Your objective:
Write the entries below again, precisely as they appear.

[Excerpts from an interface dataset]
━━━━━━━━━━━━━━━━━━━━━━━━━━━━━━

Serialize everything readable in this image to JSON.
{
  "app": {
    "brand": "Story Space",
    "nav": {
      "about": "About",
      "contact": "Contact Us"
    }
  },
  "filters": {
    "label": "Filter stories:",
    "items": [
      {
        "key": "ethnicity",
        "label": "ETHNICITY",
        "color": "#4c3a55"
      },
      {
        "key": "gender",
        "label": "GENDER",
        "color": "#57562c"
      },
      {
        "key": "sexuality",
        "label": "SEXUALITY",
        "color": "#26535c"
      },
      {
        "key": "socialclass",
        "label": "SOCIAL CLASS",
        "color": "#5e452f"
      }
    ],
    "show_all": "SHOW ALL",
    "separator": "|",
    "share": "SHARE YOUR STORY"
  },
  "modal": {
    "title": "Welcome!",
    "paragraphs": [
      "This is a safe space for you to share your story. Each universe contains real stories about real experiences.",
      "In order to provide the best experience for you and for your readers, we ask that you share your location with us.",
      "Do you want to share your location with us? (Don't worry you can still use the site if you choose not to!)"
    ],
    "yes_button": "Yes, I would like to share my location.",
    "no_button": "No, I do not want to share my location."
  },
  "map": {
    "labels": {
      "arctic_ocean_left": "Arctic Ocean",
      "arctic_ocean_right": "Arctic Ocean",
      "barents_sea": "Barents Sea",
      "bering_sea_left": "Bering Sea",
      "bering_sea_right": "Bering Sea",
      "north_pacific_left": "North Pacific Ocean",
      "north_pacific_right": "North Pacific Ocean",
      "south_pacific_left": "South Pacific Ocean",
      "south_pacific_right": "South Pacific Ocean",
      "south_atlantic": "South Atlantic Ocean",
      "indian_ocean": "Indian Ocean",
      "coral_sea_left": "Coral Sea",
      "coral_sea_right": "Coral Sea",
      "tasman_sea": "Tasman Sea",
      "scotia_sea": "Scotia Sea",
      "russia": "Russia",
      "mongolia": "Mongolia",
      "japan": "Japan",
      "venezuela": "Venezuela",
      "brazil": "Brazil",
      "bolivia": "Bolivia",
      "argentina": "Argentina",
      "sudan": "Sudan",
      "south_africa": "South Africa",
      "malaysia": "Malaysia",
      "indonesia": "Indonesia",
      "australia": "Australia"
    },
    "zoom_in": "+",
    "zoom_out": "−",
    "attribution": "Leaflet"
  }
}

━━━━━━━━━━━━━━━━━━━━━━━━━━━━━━

Result:
Serialize everything readable in this image to JSON.
{
  "app": {
    "brand": "Story Space",
    "nav": {
      "about": "About",
      "contact": "Contact Us"
    }
  },
  "filters": {
    "label": "Filter stories:",
    "items": [
      {
        "key": "ethnicity",
        "label": "ETHNICITY",
        "color": "#4c3a55"
      },
      {
        "key": "gender",
        "label": "GENDER",
        "color": "#57562c"
      },
      {
        "key": "sexuality",
        "label": "SEXUALITY",
        "color": "#26535c"
      },
      {
        "key": "socialclass",
        "label": "SOCIAL CLASS",
        "color": "#5e452f"
      }
    ],
    "show_all": "SHOW ALL",
    "separator": "|",
    "share": "SHARE YOUR STORY"
  },
  "modal": {
    "title": "Welcome!",
    "paragraphs": [
      "This is a safe space for you to share your story. Each universe contains real stories about real experiences.",
      "In order to provide the best experience for you and for your readers, we ask that you share your location with us.",
      "Do you want to share your location with us? (Don't worry you can still use the site if you choose not to!)"
    ],
    "yes_button": "Yes, I would like to share my location.",
    "no_button": "No, I do not want to share my location."
  },
  "map": {
    "labels": {
      "arctic_ocean_left": "Arctic Ocean",
      "arctic_ocean_right": "Arctic Ocean",
      "barents_sea": "Barents Sea",
      "bering_sea_left": "Bering Sea",
      "bering_sea_right": "Bering Sea",
      "north_pacific_left": "North Pacific Ocean",
      "north_pacific_right": "North Pacific Ocean",
      "south_pacific_left": "South Pacific Ocean",
      "south_pacific_right": "South Pacific Ocean",
      "south_atlantic": "South Atlantic Ocean",
      "indian_ocean": "Indian Ocean",
      "coral_sea_left": "Coral Sea",
      "coral_sea_right": "Coral Sea",
      "tasman_sea": "Tasman Sea",
      "scotia_sea": "Scotia Sea",
      "russia": "Russia",
      "mongolia": "Mongolia",
      "japan": "Japan",
      "venezuela": "Venezuela",
      "brazil": "Brazil",
      "bolivia": "Bolivia",
      "argentina": "Argentina",
      "sudan": "Sudan",
      "south_africa": "South Africa",
      "malaysia": "Malaysia",
      "indonesia": "Indonesia",
      "australia": "Australia"
    },
    "zoom_in": "+",
    "zoom_out": "−",
    "attribution": "Leaflet"
  }
}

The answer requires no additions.